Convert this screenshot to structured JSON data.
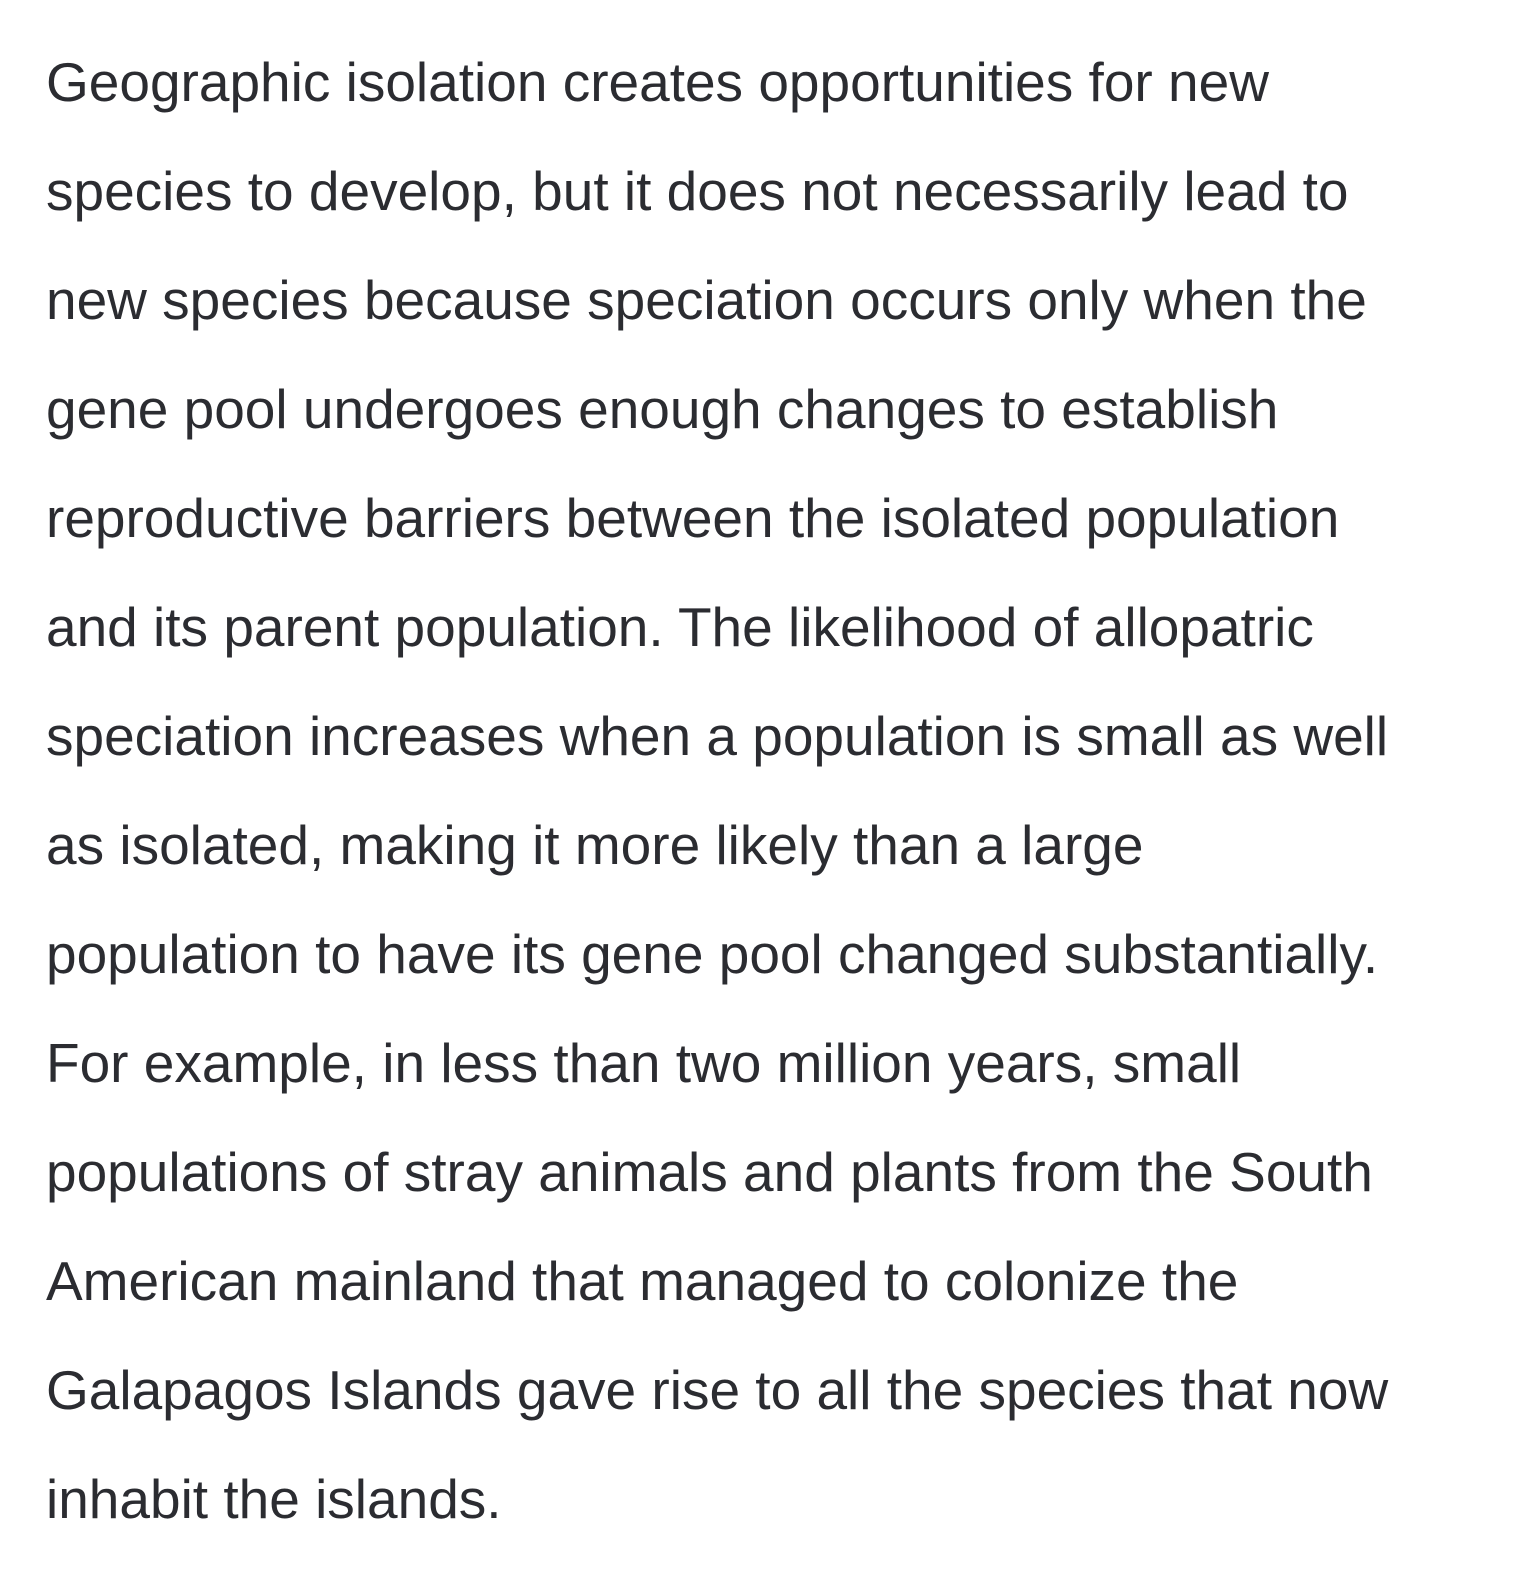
{
  "paragraph": {
    "lines": [
      "Geographic isolation creates opportunities for new",
      "species to develop, but it does not necessarily lead to",
      "new species because speciation occurs only when the",
      "gene pool undergoes enough changes to establish",
      "reproductive barriers between the isolated population",
      "and its parent population. The likelihood of allopatric",
      "speciation increases when a population is small as well",
      "as isolated, making it more likely than a large",
      "population to have its gene pool changed substantially.",
      "For example, in less than two million years, small",
      "populations of stray animals and plants from the South",
      "American mainland that managed to colonize the",
      "Galapagos Islands gave rise to all the species that now",
      "inhabit the islands."
    ]
  }
}
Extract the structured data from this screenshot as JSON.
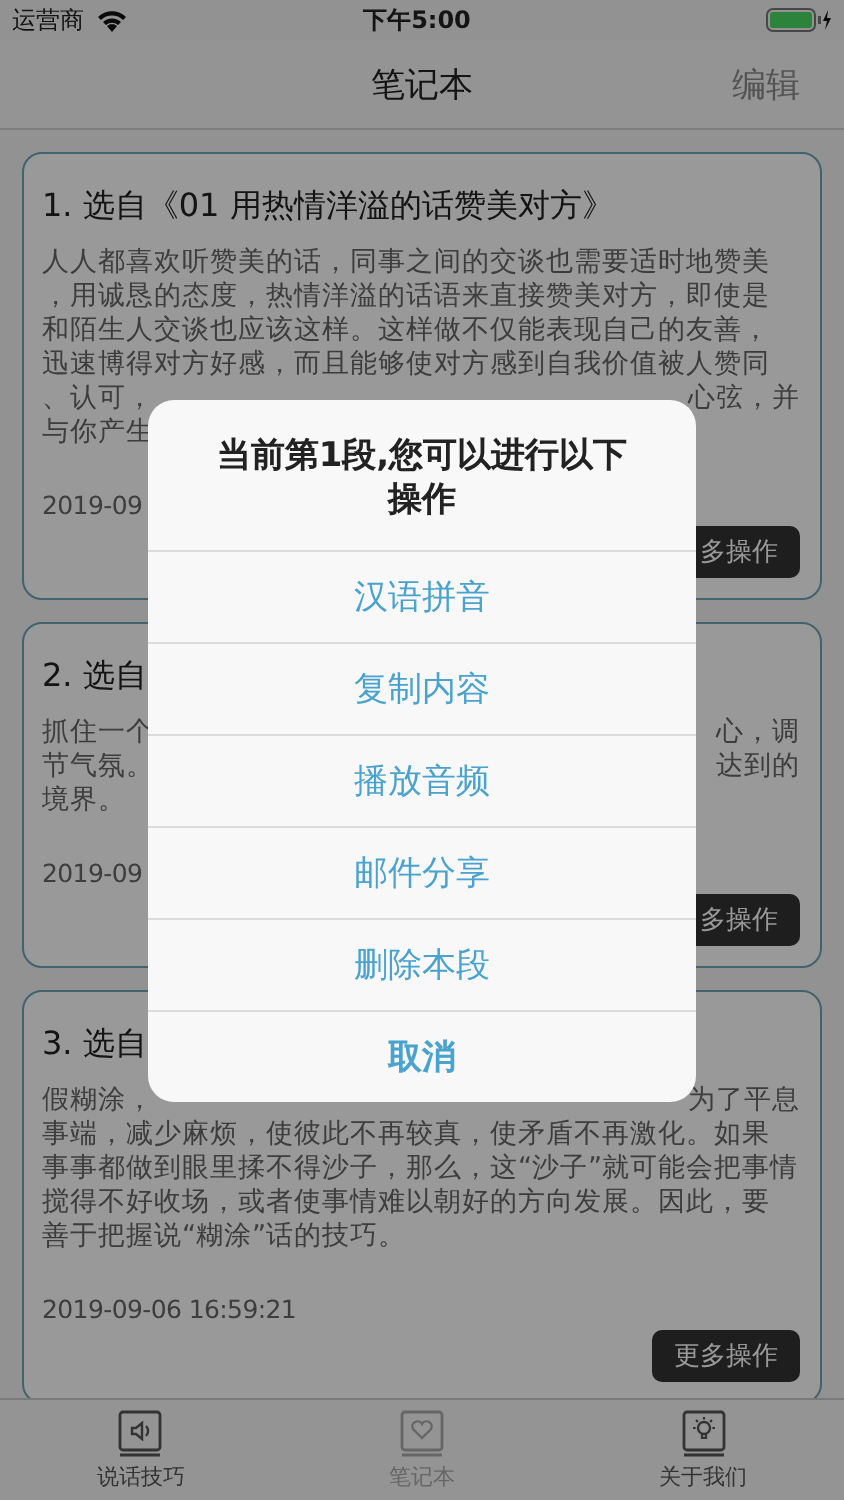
{
  "status_bar": {
    "carrier": "运营商",
    "time": "下午5:00"
  },
  "nav": {
    "title": "笔记本",
    "action": "编辑"
  },
  "cards": [
    {
      "title": "1. 选自《01 用热情洋溢的话赞美对方》",
      "lines": [
        {
          "left": "人人都喜欢听赞美的话，同事之间的交谈也需要适时地赞美"
        },
        {
          "left": "，用诚恳的态度，热情洋溢的话语来直接赞美对方，即使是"
        },
        {
          "left": "和陌生人交谈也应该这样。这样做不仅能表现自己的友善，"
        },
        {
          "left": "迅速博得对方好感，而且能够使对方感到自我价值被人赞同"
        },
        {
          "left": "、认可，",
          "right": "心弦，并"
        },
        {
          "left": "与你产生"
        }
      ],
      "date": "2019-09",
      "button": "多操作"
    },
    {
      "title": "2. 选自",
      "lines": [
        {
          "left": "抓住一个",
          "right": "心，调"
        },
        {
          "left": "节气氛。",
          "right": "达到的"
        },
        {
          "left": "境界。"
        }
      ],
      "date": "2019-09",
      "button": "多操作"
    },
    {
      "title": "3. 选自",
      "lines": [
        {
          "left": "假糊涂，",
          "right": "为了平息"
        },
        {
          "left": "事端，减少麻烦，使彼此不再较真，使矛盾不再激化。如果"
        },
        {
          "left": "事事都做到眼里揉不得沙子，那么，这“沙子”就可能会把事情"
        },
        {
          "left": "搅得不好收场，或者使事情难以朝好的方向发展。因此，要"
        },
        {
          "left": "善于把握说“糊涂”话的技巧。"
        }
      ],
      "date": "2019-09-06 16:59:21",
      "button": "更多操作"
    }
  ],
  "tabs": [
    {
      "label": "说话技巧",
      "selected": false,
      "kind": "speaker"
    },
    {
      "label": "笔记本",
      "selected": true,
      "kind": "heart"
    },
    {
      "label": "关于我们",
      "selected": false,
      "kind": "bulb"
    }
  ],
  "dialog": {
    "title": "当前第1段,您可以进行以下操作",
    "actions": [
      "汉语拼音",
      "复制内容",
      "播放音频",
      "邮件分享",
      "删除本段"
    ],
    "cancel": "取消"
  }
}
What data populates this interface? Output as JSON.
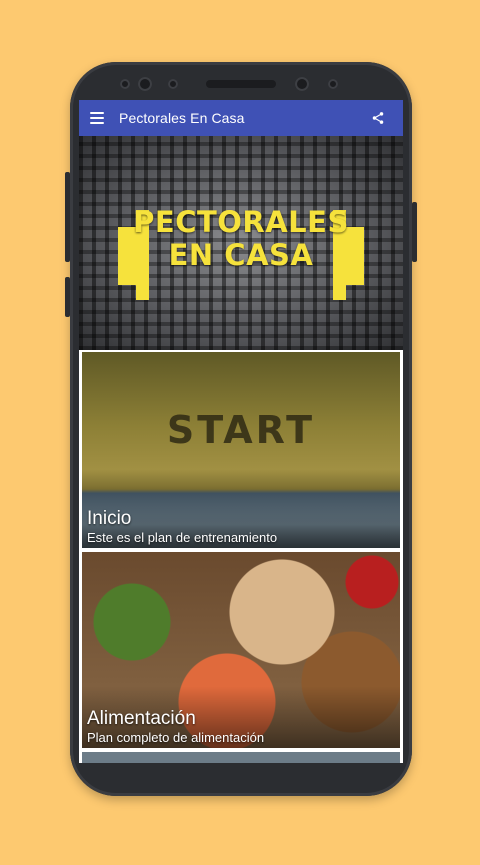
{
  "app": {
    "title": "Pectorales En Casa",
    "bar_color": "#3F51B5",
    "background_color": "#FDC970"
  },
  "icons": {
    "menu": "menu-icon",
    "share": "share-icon"
  },
  "banner": {
    "line1": "PECTORALES",
    "line2": "EN CASA",
    "accent_color": "#F6E23C"
  },
  "cards": [
    {
      "image_text": "START",
      "title": "Inicio",
      "subtitle": "Este es el plan de entrenamiento"
    },
    {
      "title": "Alimentación",
      "subtitle": "Plan completo de alimentación"
    }
  ]
}
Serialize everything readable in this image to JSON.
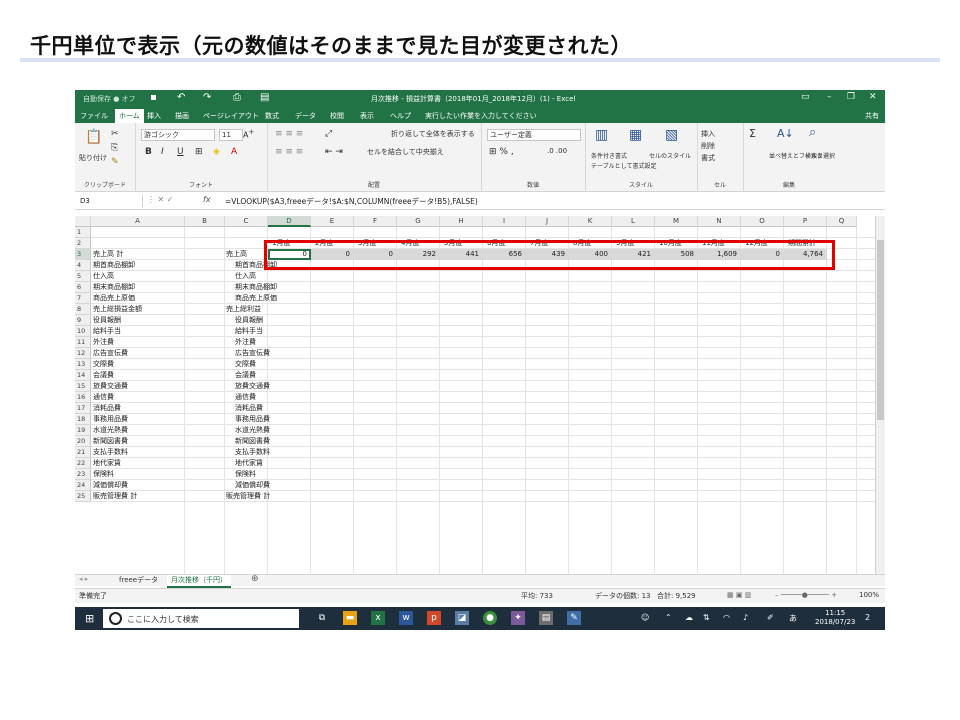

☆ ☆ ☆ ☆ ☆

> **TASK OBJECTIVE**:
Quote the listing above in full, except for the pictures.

> **WRITTEN REPLY**:
Convert this screenshot to structured JSON data.
{
  "paragraph": {
    "lines": [
      "Geographic isolation creates opportunities for new",
      "species to develop, but it does not necessarily lead to",
      "new species because speciation occurs only when the",
      "gene pool undergoes enough changes to establish",
      "reproductive barriers between the isolated population",
      "and its parent population. The likelihood of allopatric",
      "speciation increases when a population is small as well",
      "as isolated, making it more likely than a large",
      "population to have its gene pool changed substantially.",
      "For example, in less than two million years, small",
      "populations of stray animals and plants from the South",
      "American mainland that managed to colonize the",
      "Galapagos Islands gave rise to all the species that now",
      "inhabit the islands."
    ]
  }
}
Extract the structured data from this screenshot as JSON.
{
  "status_bar": {
    "carrier": "运营商",
    "time": "下午5:00"
  },
  "nav": {
    "title": "笔记本",
    "action": "编辑"
  },
  "cards": [
    {
      "title": "1. 选自《01 用热情洋溢的话赞美对方》",
      "lines": [
        {
          "left": "人人都喜欢听赞美的话，同事之间的交谈也需要适时地赞美"
        },
        {
          "left": "，用诚恳的态度，热情洋溢的话语来直接赞美对方，即使是"
        },
        {
          "left": "和陌生人交谈也应该这样。这样做不仅能表现自己的友善，"
        },
        {
          "left": "迅速博得对方好感，而且能够使对方感到自我价值被人赞同"
        },
        {
          "left": "、认可，",
          "right": "心弦，并"
        },
        {
          "left": "与你产生"
        }
      ],
      "date": "2019-09",
      "button": "多操作"
    },
    {
      "title": "2. 选自",
      "lines": [
        {
          "left": "抓住一个",
          "right": "心，调"
        },
        {
          "left": "节气氛。",
          "right": "达到的"
        },
        {
          "left": "境界。"
        }
      ],
      "date": "2019-09",
      "button": "多操作"
    },
    {
      "title": "3. 选自",
      "lines": [
        {
          "left": "假糊涂，",
          "right": "为了平息"
        },
        {
          "left": "事端，减少麻烦，使彼此不再较真，使矛盾不再激化。如果"
        },
        {
          "left": "事事都做到眼里揉不得沙子，那么，这“沙子”就可能会把事情"
        },
        {
          "left": "搅得不好收场，或者使事情难以朝好的方向发展。因此，要"
        },
        {
          "left": "善于把握说“糊涂”话的技巧。"
        }
      ],
      "date": "2019-09-06 16:59:21",
      "button": "更多操作"
    }
  ],
  "tabs": [
    {
      "label": "说话技巧",
      "selected": false,
      "kind": "speaker"
    },
    {
      "label": "笔记本",
      "selected": true,
      "kind": "heart"
    },
    {
      "label": "关于我们",
      "selected": false,
      "kind": "bulb"
    }
  ],
  "dialog": {
    "title": "当前第1段,您可以进行以下操作",
    "actions": [
      "汉语拼音",
      "复制内容",
      "播放音频",
      "邮件分享",
      "删除本段"
    ],
    "cancel": "取消"
  }
}
What data populates this interface? Output as JSON.
{
  "app": {
    "title": "Pectorales En Casa",
    "bar_color": "#3F51B5",
    "background_color": "#FDC970"
  },
  "icons": {
    "menu": "menu-icon",
    "share": "share-icon"
  },
  "banner": {
    "line1": "PECTORALES",
    "line2": "EN CASA",
    "accent_color": "#F6E23C"
  },
  "cards": [
    {
      "image_text": "START",
      "title": "Inicio",
      "subtitle": "Este es el plan de entrenamiento"
    },
    {
      "title": "Alimentación",
      "subtitle": "Plan completo de alimentación"
    }
  ]
}
Serialize everything readable in this image to JSON.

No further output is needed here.